Mental health is something everyone should care about. Mental health problems are very common in the United States. One in five adults has experienced a mental health issue, and one in 10 has suffered a period of major depression. Suicide continues to be a leading cause of death in American adults, with over 40,000 people claiming their lives each year. Since 1949, Mental Health America has observed the month of May as Mental Health Month. The goal of this month is to raise awareness of mental health problems and why everyone should care about them. Through education and awareness, Mental Health America and its affiliates hope to reduce the stigma of mental illness.
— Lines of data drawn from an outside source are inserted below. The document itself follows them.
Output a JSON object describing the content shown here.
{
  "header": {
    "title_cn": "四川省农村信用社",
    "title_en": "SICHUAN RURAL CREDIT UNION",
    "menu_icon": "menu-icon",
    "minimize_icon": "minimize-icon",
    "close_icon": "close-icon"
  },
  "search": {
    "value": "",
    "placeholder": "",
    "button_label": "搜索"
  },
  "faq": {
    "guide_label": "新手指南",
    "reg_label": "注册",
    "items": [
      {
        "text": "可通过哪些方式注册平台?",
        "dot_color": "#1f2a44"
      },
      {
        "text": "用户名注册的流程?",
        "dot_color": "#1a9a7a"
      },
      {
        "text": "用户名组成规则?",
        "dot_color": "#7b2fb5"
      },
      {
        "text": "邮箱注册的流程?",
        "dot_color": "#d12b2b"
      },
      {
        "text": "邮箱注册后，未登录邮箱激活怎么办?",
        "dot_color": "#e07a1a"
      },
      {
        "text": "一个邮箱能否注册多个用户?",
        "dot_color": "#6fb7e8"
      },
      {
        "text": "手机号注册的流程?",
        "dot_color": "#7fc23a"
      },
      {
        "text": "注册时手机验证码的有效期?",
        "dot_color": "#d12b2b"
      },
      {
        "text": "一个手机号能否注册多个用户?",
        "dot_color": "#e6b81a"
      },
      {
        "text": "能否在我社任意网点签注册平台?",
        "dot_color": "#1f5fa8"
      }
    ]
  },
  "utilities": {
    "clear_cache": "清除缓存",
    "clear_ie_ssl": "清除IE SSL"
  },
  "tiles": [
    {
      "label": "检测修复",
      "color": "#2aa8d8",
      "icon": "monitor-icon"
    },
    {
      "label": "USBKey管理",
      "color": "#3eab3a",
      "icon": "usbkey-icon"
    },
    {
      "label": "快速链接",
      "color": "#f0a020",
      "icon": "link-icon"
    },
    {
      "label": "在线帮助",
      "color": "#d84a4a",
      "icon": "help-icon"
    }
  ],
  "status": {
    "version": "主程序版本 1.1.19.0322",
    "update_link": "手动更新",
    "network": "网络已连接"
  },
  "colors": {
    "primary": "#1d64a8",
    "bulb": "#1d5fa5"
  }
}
Link Between Addiction and Mental HealthMental illness is strongly linked to other health problems such as substance abuse. Compared to the general population, people addicted to drugs and alcohol are roughly twice as likely to suffer from mood or anxiety conditions. Addiction also causes short- and long-term changes to the brain that can lead to paranoia, depression and anxiety. In order to recover from a drug addiction, the mental disorder must be treated. This is why treatment centers like The River Source are familiar with dual diagnosis (when a person is living with a substance abuse disorder and a mental disorder). We see the whole person and offer a variety of tools, therapies and resources to help them recover.
What Does Mental Illness Feel Like?The repeated use of drugs and alcohol can change the structure of the brain, leading to paranoia, anxiety and depression. However, this does not mean that addiction causes mental illness. Many people who suffer from mental illness use drugs and alcohol as a coping mechanism. That said, it’s important to recognize the signs of a mental health condition as soon as possible. Intervening with the proper medications and alternative therapies can prevent future drug and alcohol abuse. Mental illness should never be kept to yourself. Here are some warning signs to pay attention to.
- Withdrawal in social activities; isolation from others
- An unusual drop in functioning at work, school or social activities
- Problems with thinking, concentration or memory
- Increased sensitivity to sounds, smells or touch
- Loss of desire to participate in activities
- Feeling disconnected from within
- Illogical thinking; unusual behavior
- Sleep or appetite changes; mood changes